In early 2000, Louis Borders, founder and chairman of Webvan, the newest and boldest entrant into the Internet grocery business, was reviewing the events of his recent board meeting. Sales growth at the company’s first distribution center (DC) was on schedule and the company’s publicized growth plan included opening distribution centers in 28 major metropolitan markets over the next three years. The Webvan board of directors had just made the decision to accelerate the company’s existing facility roll-out plan and would soon be revealing the revised plan to the public along with the company’s latest quarterly earning report.
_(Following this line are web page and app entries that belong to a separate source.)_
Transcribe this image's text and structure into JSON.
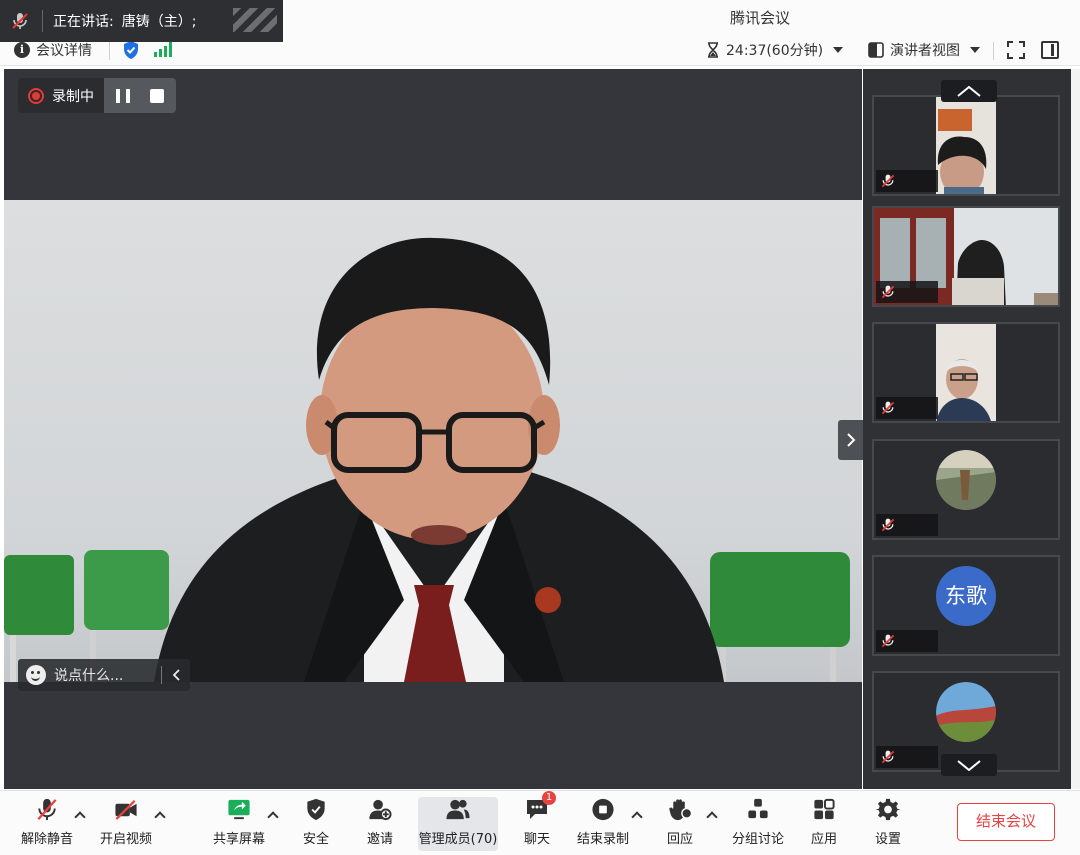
{
  "window": {
    "title": "腾讯会议"
  },
  "speaking": {
    "label": "正在讲话:",
    "name": "唐铸（主）;"
  },
  "infobar": {
    "meeting_details": "会议详情",
    "timer": "24:37(60分钟)",
    "view_mode": "演讲者视图"
  },
  "recording": {
    "status": "录制中"
  },
  "chat": {
    "placeholder": "说点什么..."
  },
  "participants": [
    {
      "type": "video",
      "muted": true
    },
    {
      "type": "video",
      "muted": true
    },
    {
      "type": "video",
      "muted": true
    },
    {
      "type": "avatar",
      "muted": true
    },
    {
      "type": "text-avatar",
      "avatar_text": "东歌",
      "muted": true
    },
    {
      "type": "avatar",
      "muted": true
    }
  ],
  "toolbar": {
    "unmute": "解除静音",
    "start_video": "开启视频",
    "share_screen": "共享屏幕",
    "security": "安全",
    "invite": "邀请",
    "manage_members": "管理成员(70)",
    "chat": "聊天",
    "chat_badge": "1",
    "end_recording": "结束录制",
    "reactions": "回应",
    "breakout": "分组讨论",
    "apps": "应用",
    "settings": "设置",
    "end_meeting": "结束会议"
  },
  "colors": {
    "accent_blue": "#1f6fe5",
    "danger": "#e8423f",
    "signal_green": "#1aad5a"
  }
}
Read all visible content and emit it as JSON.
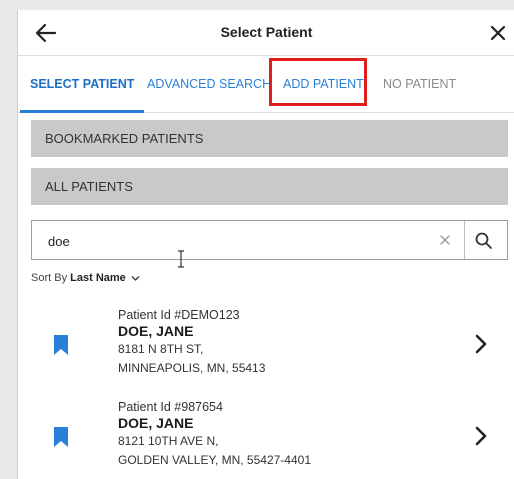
{
  "header": {
    "title": "Select Patient",
    "back_icon": "arrow-left-icon",
    "close_icon": "close-icon"
  },
  "tabs": [
    {
      "label": "SELECT PATIENT",
      "state": "active"
    },
    {
      "label": "ADVANCED SEARCH",
      "state": "link"
    },
    {
      "label": "ADD PATIENT",
      "state": "link",
      "highlighted": true
    },
    {
      "label": "NO PATIENT",
      "state": "muted"
    }
  ],
  "sections": {
    "bookmarked_label": "BOOKMARKED PATIENTS",
    "all_label": "ALL PATIENTS"
  },
  "search": {
    "value": "doe",
    "placeholder": ""
  },
  "sort": {
    "prefix": "Sort By",
    "field": "Last Name"
  },
  "patients": [
    {
      "id_label": "Patient Id #DEMO123",
      "name": "DOE, JANE",
      "address_line1": "8181 N 8TH ST,",
      "address_line2": "MINNEAPOLIS, MN, 55413",
      "bookmarked": true
    },
    {
      "id_label": "Patient Id #987654",
      "name": "DOE, JANE",
      "address_line1": "8121 10TH AVE N,",
      "address_line2": "GOLDEN VALLEY, MN, 55427-4401",
      "bookmarked": true
    }
  ],
  "colors": {
    "accent": "#2a7fd8",
    "highlight": "#e01e1e",
    "bookmark": "#2a7fd8",
    "section_bg": "#c9c9c9"
  }
}
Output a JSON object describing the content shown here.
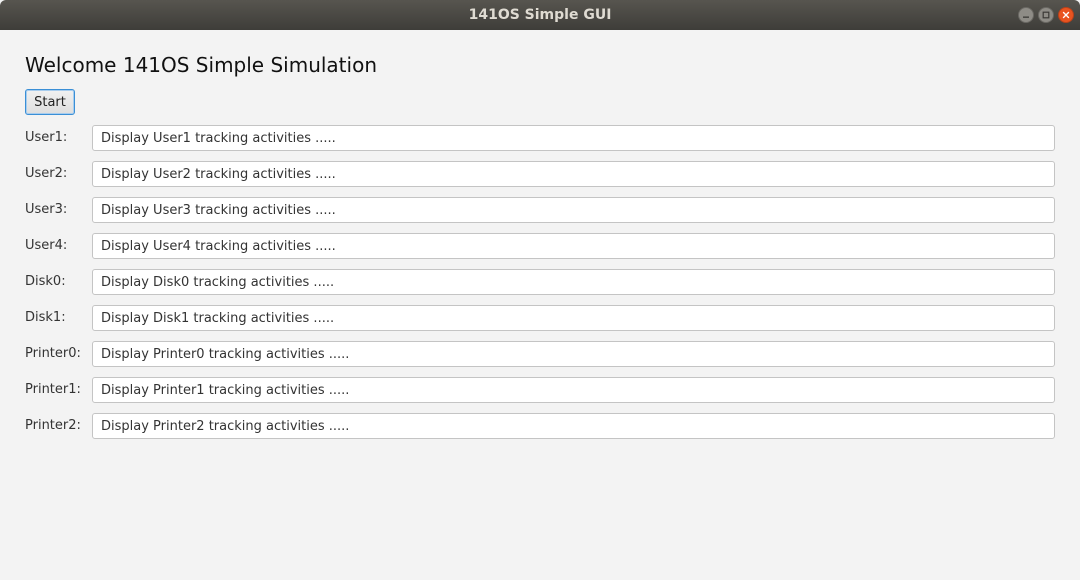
{
  "window": {
    "title": "141OS Simple GUI"
  },
  "main": {
    "heading": "Welcome 141OS Simple Simulation",
    "start_label": "Start",
    "rows": [
      {
        "label": "User1:",
        "value": "Display User1 tracking activities ....."
      },
      {
        "label": "User2:",
        "value": "Display User2 tracking activities ....."
      },
      {
        "label": "User3:",
        "value": "Display User3 tracking activities ....."
      },
      {
        "label": "User4:",
        "value": "Display User4 tracking activities ....."
      },
      {
        "label": "Disk0:",
        "value": "Display Disk0 tracking activities ....."
      },
      {
        "label": "Disk1:",
        "value": "Display Disk1 tracking activities ....."
      },
      {
        "label": "Printer0:",
        "value": "Display Printer0 tracking activities ....."
      },
      {
        "label": "Printer1:",
        "value": "Display Printer1 tracking activities ....."
      },
      {
        "label": "Printer2:",
        "value": "Display Printer2 tracking activities ....."
      }
    ]
  },
  "icons": {
    "minimize": "minimize-icon",
    "maximize": "maximize-icon",
    "close": "close-icon"
  },
  "colors": {
    "close_button": "#e95420",
    "focus_border": "#3a8fd6",
    "background": "#f3f3f3"
  }
}
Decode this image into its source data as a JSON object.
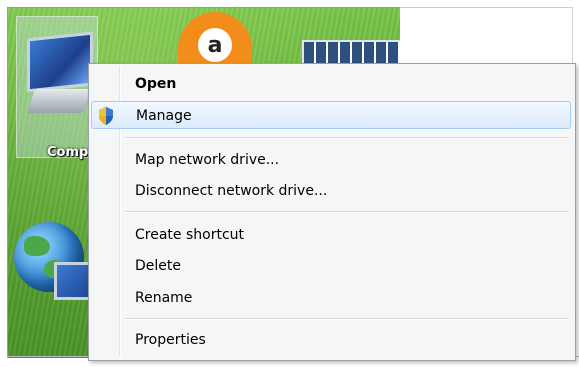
{
  "desktop": {
    "computer_icon_label": "Comp",
    "avast_glyph": "a"
  },
  "context_menu": {
    "items": [
      {
        "label": "Open",
        "bold": true
      },
      {
        "label": "Manage",
        "icon": "uac-shield-icon",
        "highlighted": true
      },
      {
        "label": "Map network drive..."
      },
      {
        "label": "Disconnect network drive..."
      },
      {
        "label": "Create shortcut"
      },
      {
        "label": "Delete"
      },
      {
        "label": "Rename"
      },
      {
        "label": "Properties"
      }
    ]
  },
  "colors": {
    "menu_background": "#f5f6f7",
    "highlight_border": "#a8cbf0",
    "desktop_green": "#5ea834"
  }
}
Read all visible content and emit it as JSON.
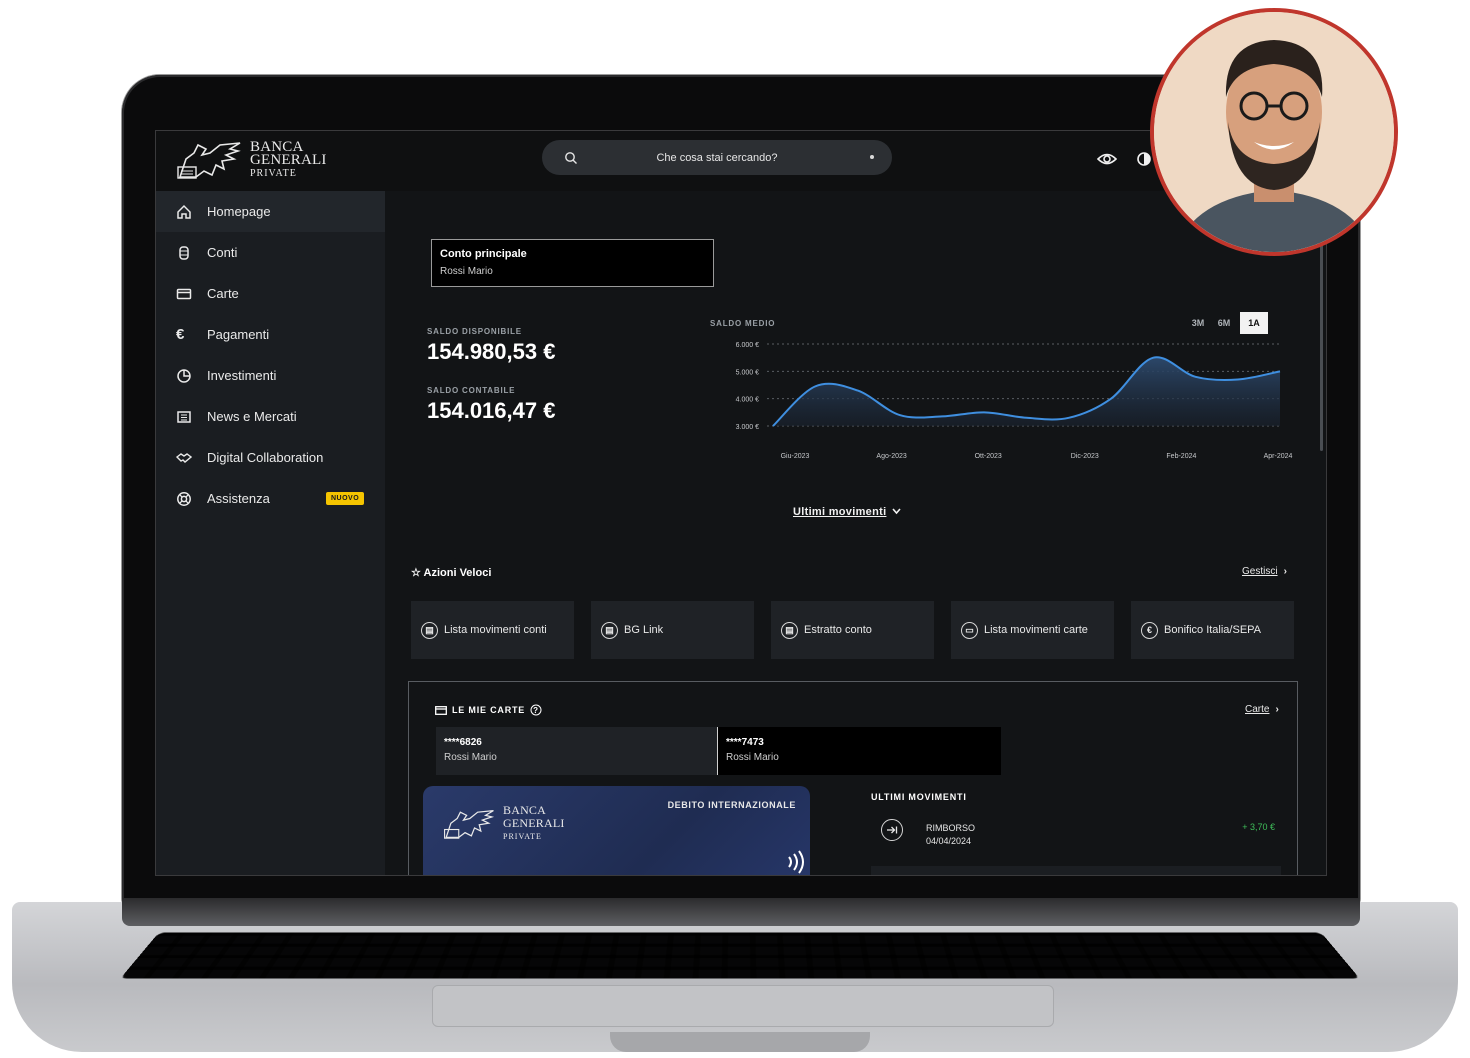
{
  "header": {
    "logo": {
      "line1": "BANCA",
      "line2": "GENERALI",
      "line3": "PRIVATE"
    },
    "search": {
      "placeholder": "Che cosa stai cercando?"
    }
  },
  "sidebar": {
    "items": [
      {
        "label": "Homepage",
        "icon": "home-icon"
      },
      {
        "label": "Conti",
        "icon": "coins-icon"
      },
      {
        "label": "Carte",
        "icon": "card-icon"
      },
      {
        "label": "Pagamenti",
        "icon": "euro-icon"
      },
      {
        "label": "Investimenti",
        "icon": "pie-chart-icon"
      },
      {
        "label": "News e Mercati",
        "icon": "newspaper-icon"
      },
      {
        "label": "Digital Collaboration",
        "icon": "handshake-icon"
      },
      {
        "label": "Assistenza",
        "icon": "lifebuoy-icon",
        "badge": "NUOVO"
      }
    ]
  },
  "account": {
    "title": "Conto principale",
    "holder": "Rossi Mario"
  },
  "balances": {
    "available_label": "SALDO DISPONIBILE",
    "available_value": "154.980,53 €",
    "accounting_label": "SALDO CONTABILE",
    "accounting_value": "154.016,47 €"
  },
  "chart_data": {
    "type": "area",
    "title": "SALDO MEDIO",
    "periods": [
      "3M",
      "6M",
      "1A"
    ],
    "selected_period": "1A",
    "yticks": [
      "3.000 €",
      "4.000 €",
      "5.000 €",
      "6.000 €"
    ],
    "ytick_values": [
      3000,
      4000,
      5000,
      6000
    ],
    "xticks": [
      "Giu-2023",
      "Ago-2023",
      "Ott-2023",
      "Dic-2023",
      "Feb-2024",
      "Apr-2024"
    ],
    "ylim": [
      3000,
      6000
    ],
    "grid": true,
    "series": [
      {
        "values": [
          3000,
          4450,
          4300,
          3400,
          3350,
          3500,
          3300,
          3300,
          4000,
          5500,
          4800,
          4700,
          5000
        ]
      }
    ],
    "accent": "#3f8fe0"
  },
  "last_movements_link": "Ultimi movimenti",
  "quick_actions": {
    "title": "Azioni Veloci",
    "manage": "Gestisci",
    "items": [
      {
        "label": "Lista movimenti conti",
        "icon": "coins-icon"
      },
      {
        "label": "BG Link",
        "icon": "coins-icon"
      },
      {
        "label": "Estratto conto",
        "icon": "coins-icon"
      },
      {
        "label": "Lista movimenti carte",
        "icon": "card-icon"
      },
      {
        "label": "Bonifico Italia/SEPA",
        "icon": "euro-icon"
      }
    ]
  },
  "cards": {
    "title": "LE MIE CARTE",
    "link": "Carte",
    "tabs": [
      {
        "number": "****6826",
        "holder": "Rossi Mario"
      },
      {
        "number": "****7473",
        "holder": "Rossi Mario"
      }
    ],
    "card_type": "DEBITO INTERNAZIONALE",
    "card_logo": {
      "line1": "BANCA",
      "line2": "GENERALI",
      "line3": "PRIVATE"
    },
    "movements_title": "ULTIMI MOVIMENTI",
    "movements": [
      {
        "description": "RIMBORSO",
        "date": "04/04/2024",
        "amount": "+ 3,70 €"
      }
    ]
  },
  "colors": {
    "accent": "#3f8fe0",
    "badge": "#f5c400",
    "positive": "#3fbf5a",
    "avatar_ring": "#c0362c"
  }
}
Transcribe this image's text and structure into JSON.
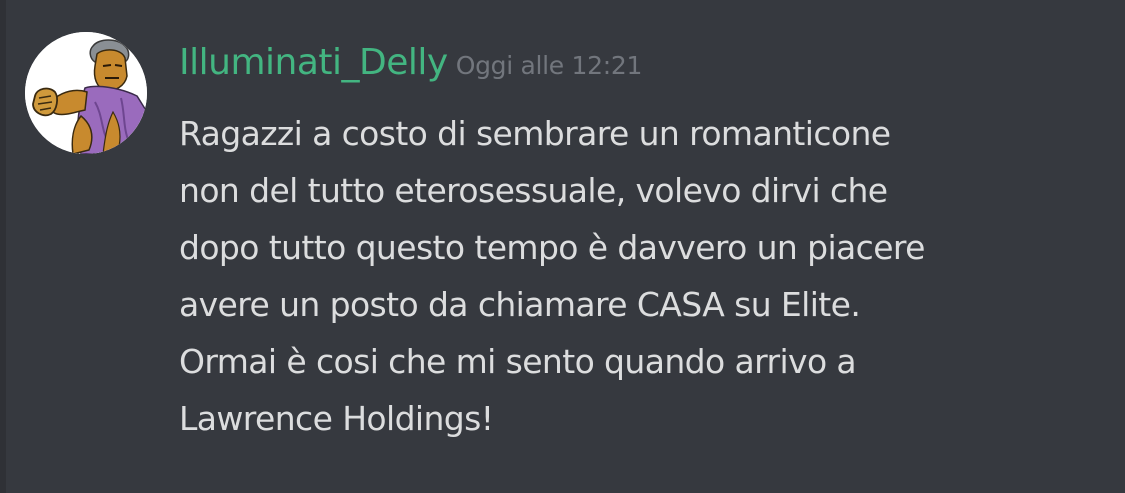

Although the board was still considering whether the company should make even more aggressive moves, all members of the board were very mindful of the primary need to execute well on the company’s grocery strategy. This case details the conception, business model, and launch of Webvan’s online grocery delivery service.
This material is available for download by current Stanford GSB students, faculty, and staff only. For inquiries, contact the Case Writing Office.